Activity -
Copy out the listing that follows in its entirety, keeping it exactly the same.

Information shown -
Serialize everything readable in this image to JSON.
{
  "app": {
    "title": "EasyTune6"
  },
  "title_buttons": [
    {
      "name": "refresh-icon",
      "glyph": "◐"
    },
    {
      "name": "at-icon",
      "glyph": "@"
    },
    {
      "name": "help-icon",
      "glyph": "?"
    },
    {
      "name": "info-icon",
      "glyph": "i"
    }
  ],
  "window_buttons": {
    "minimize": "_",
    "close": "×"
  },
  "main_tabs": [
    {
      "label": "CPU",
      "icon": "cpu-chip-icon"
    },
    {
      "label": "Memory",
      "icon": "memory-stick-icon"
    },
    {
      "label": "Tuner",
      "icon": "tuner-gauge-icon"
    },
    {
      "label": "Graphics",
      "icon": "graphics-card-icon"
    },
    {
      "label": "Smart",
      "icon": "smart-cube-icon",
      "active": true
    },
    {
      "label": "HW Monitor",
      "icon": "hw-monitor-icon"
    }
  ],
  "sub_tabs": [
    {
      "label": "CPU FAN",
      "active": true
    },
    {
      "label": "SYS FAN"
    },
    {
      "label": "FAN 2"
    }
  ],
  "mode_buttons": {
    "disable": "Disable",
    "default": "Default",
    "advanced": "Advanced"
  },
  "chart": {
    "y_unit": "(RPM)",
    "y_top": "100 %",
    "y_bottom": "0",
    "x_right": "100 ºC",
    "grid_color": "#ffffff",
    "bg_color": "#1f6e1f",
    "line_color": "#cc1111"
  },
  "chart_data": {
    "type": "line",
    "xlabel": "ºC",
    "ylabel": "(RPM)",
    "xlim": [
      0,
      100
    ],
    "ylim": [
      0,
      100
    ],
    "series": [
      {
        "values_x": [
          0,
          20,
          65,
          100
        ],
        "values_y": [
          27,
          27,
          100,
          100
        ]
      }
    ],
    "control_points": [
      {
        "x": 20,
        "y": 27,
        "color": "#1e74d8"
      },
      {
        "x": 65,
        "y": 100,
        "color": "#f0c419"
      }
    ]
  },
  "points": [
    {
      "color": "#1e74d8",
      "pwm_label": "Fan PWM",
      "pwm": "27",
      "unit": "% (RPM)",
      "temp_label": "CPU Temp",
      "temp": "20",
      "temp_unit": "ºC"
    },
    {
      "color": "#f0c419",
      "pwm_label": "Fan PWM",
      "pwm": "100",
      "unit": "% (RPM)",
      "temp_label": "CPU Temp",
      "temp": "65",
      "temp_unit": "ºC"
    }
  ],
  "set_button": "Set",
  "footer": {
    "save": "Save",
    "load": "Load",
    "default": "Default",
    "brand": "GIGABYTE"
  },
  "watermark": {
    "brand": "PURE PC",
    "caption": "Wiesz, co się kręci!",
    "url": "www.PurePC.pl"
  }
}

Exercise solution -
Serialize everything readable in this image to JSON.
{
  "app": {
    "title": "EasyTune6"
  },
  "title_buttons": [
    {
      "name": "refresh-icon",
      "glyph": "◐"
    },
    {
      "name": "at-icon",
      "glyph": "@"
    },
    {
      "name": "help-icon",
      "glyph": "?"
    },
    {
      "name": "info-icon",
      "glyph": "i"
    }
  ],
  "window_buttons": {
    "minimize": "_",
    "close": "×"
  },
  "main_tabs": [
    {
      "label": "CPU",
      "icon": "cpu-chip-icon"
    },
    {
      "label": "Memory",
      "icon": "memory-stick-icon"
    },
    {
      "label": "Tuner",
      "icon": "tuner-gauge-icon"
    },
    {
      "label": "Graphics",
      "icon": "graphics-card-icon"
    },
    {
      "label": "Smart",
      "icon": "smart-cube-icon",
      "active": true
    },
    {
      "label": "HW Monitor",
      "icon": "hw-monitor-icon"
    }
  ],
  "sub_tabs": [
    {
      "label": "CPU FAN",
      "active": true
    },
    {
      "label": "SYS FAN"
    },
    {
      "label": "FAN 2"
    }
  ],
  "mode_buttons": {
    "disable": "Disable",
    "default": "Default",
    "advanced": "Advanced"
  },
  "chart": {
    "y_unit": "(RPM)",
    "y_top": "100 %",
    "y_bottom": "0",
    "x_right": "100 ºC",
    "grid_color": "#ffffff",
    "bg_color": "#1f6e1f",
    "line_color": "#cc1111"
  },
  "chart_data": {
    "type": "line",
    "xlabel": "ºC",
    "ylabel": "(RPM)",
    "xlim": [
      0,
      100
    ],
    "ylim": [
      0,
      100
    ],
    "series": [
      {
        "values_x": [
          0,
          20,
          65,
          100
        ],
        "values_y": [
          27,
          27,
          100,
          100
        ]
      }
    ],
    "control_points": [
      {
        "x": 20,
        "y": 27,
        "color": "#1e74d8"
      },
      {
        "x": 65,
        "y": 100,
        "color": "#f0c419"
      }
    ]
  },
  "points": [
    {
      "color": "#1e74d8",
      "pwm_label": "Fan PWM",
      "pwm": "27",
      "unit": "% (RPM)",
      "temp_label": "CPU Temp",
      "temp": "20",
      "temp_unit": "ºC"
    },
    {
      "color": "#f0c419",
      "pwm_label": "Fan PWM",
      "pwm": "100",
      "unit": "% (RPM)",
      "temp_label": "CPU Temp",
      "temp": "65",
      "temp_unit": "ºC"
    }
  ],
  "set_button": "Set",
  "footer": {
    "save": "Save",
    "load": "Load",
    "default": "Default",
    "brand": "GIGABYTE"
  },
  "watermark": {
    "brand": "PURE PC",
    "caption": "Wiesz, co się kręci!",
    "url": "www.PurePC.pl"
  }
}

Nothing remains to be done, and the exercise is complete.